Local MLA Scott Cyr has co-released a report looking into improving the Freedom of Information and Protection of Privacy (FOIP) process in Alberta.
Cyr, who serves as the Shadow Service Alberta Minister for the Wildrose party, released the report called Fixing Alberta’s Broken FOIP System alongside Shadow Democracy & Accountability Minister Nathan Cooper.
Key recommendations from the report include:
- Ending chronic delays due to signoff by instituting presumptive signoff;
- Creating greater transparency through public reporting of FOIP response times by ministry in annual reports;
- Decentralizing the FOIP process by empowering ministries and ending Public Affairs Bureau, Service Alberta and Alberta Justice interference, and;
- Transitioning from a reactive disclosure system to an open data system.
“While in opposition, NDP MLAs decried the same principles that they now sign off on in government,” Cooper said. “Greater information sharing is in the best interests of all Albertans, and our FOIP system could drastically be improved by following these recommendations.”
Alberta’s information and privacy commissioner has criticized the NDP on this issue in the past.

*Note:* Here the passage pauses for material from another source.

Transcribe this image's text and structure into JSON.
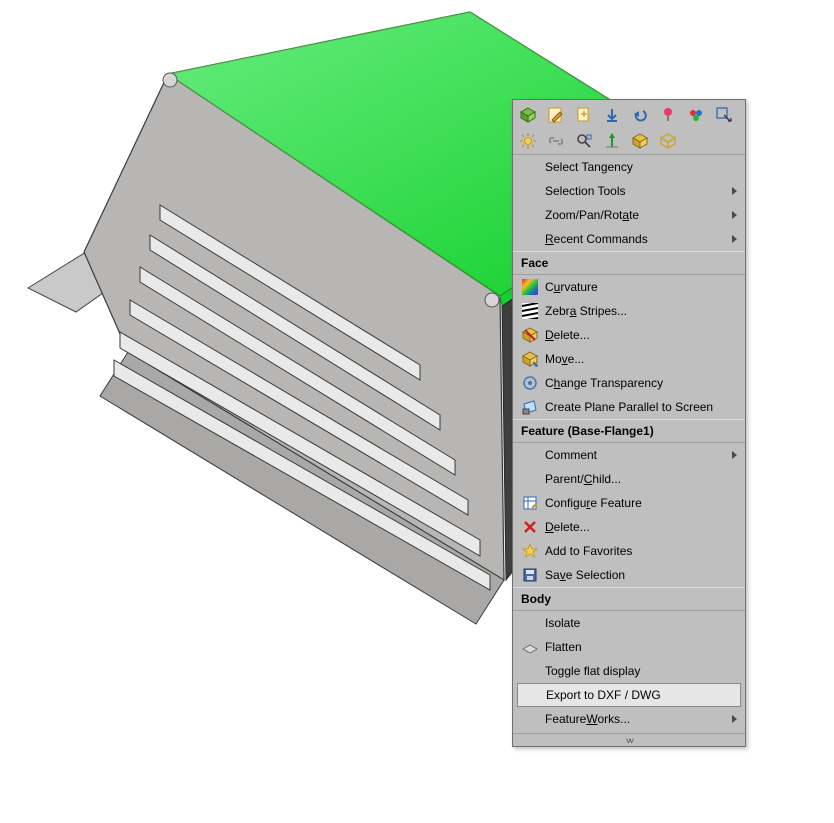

Jill Clayton had some scathing words for the sitting government in the preface to a report on the subject in February.
“Among the most concerning of the findings from this investigation are the comments relayed to the investigator about the lack of respect for access to information across the Government of Alberta.

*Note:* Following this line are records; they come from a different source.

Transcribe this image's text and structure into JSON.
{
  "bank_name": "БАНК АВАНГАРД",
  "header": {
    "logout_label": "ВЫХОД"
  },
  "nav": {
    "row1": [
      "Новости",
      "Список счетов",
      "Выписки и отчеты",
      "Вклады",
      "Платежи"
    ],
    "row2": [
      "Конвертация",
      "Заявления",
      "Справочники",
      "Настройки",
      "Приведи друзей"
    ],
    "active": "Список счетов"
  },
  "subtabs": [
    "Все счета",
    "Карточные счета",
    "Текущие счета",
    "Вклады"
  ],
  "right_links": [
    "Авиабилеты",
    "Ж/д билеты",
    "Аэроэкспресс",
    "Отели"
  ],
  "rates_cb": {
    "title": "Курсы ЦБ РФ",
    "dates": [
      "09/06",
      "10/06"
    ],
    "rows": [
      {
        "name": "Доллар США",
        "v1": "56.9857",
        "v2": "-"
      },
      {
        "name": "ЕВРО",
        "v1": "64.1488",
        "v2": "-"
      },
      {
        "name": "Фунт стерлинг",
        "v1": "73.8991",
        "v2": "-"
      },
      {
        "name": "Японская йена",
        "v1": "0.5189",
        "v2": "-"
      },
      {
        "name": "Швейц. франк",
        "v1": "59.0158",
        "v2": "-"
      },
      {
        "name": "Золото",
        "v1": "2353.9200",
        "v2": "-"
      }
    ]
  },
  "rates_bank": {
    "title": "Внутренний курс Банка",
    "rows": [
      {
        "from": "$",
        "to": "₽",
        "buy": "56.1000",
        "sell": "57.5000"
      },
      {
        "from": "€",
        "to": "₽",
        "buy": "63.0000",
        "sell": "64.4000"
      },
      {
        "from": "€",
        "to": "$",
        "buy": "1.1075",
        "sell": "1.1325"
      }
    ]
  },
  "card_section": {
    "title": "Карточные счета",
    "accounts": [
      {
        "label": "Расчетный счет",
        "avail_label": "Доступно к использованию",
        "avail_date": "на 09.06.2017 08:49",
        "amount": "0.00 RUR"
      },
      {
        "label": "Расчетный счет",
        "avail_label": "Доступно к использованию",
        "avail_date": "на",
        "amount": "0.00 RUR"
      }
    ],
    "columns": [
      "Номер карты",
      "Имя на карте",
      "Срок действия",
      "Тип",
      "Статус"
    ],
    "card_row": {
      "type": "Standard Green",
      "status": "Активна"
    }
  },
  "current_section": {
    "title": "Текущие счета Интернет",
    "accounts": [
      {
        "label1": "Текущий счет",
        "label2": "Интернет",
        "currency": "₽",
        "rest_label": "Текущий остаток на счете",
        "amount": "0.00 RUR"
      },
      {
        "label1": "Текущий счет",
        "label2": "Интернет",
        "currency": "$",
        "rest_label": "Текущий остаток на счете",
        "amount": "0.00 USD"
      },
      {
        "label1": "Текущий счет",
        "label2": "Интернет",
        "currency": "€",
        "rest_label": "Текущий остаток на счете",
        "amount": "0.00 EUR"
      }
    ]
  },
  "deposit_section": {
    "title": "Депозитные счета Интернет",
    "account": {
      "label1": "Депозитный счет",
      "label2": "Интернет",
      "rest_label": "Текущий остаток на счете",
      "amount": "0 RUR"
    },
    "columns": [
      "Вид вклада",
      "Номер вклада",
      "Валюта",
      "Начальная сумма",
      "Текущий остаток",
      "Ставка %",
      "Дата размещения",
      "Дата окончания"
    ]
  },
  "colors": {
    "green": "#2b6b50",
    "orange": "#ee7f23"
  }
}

“It is easy to regard access to information as a nuisance, particularly when workloads are increasing and staff levels are not; however, access to information is also a cornerstone of democracy and, as has been said, ‘democracy dies behind closed doors.’ ”
“Holding the government to account is made more difficult by a FOIP process that rewards bureaucrats for obscuring information,” said Cyr. “It must be a wakeup call to the NDP government when government managers are more focused on “publicly sham[ing] the Wildrose” than doing their job. This attitude is unacceptable in a supposedly non-partisan public service.”
- In 2012, 95 per cent of FOIP requests were responded to in 60 days.
- Last year, 82 per cent of FOIP requests were responded to in 60 days.
- A typical Wildrose FOIP request to Justice under the previous government was returned in four months. Under the NDP government it takes nearly nine months and usually has to be forced out by an order from the Privacy Commissioner.
- A typical Wildrose FOIP request to Environment under the previous government was returned in four months. Under the NDP government it takes eight months and usually has to be forced out by an order from the Privacy Commissioner.
- Alberta has less than half the FOIP volume that Manitoba does, yet Manitoba has a better 60-day response rate.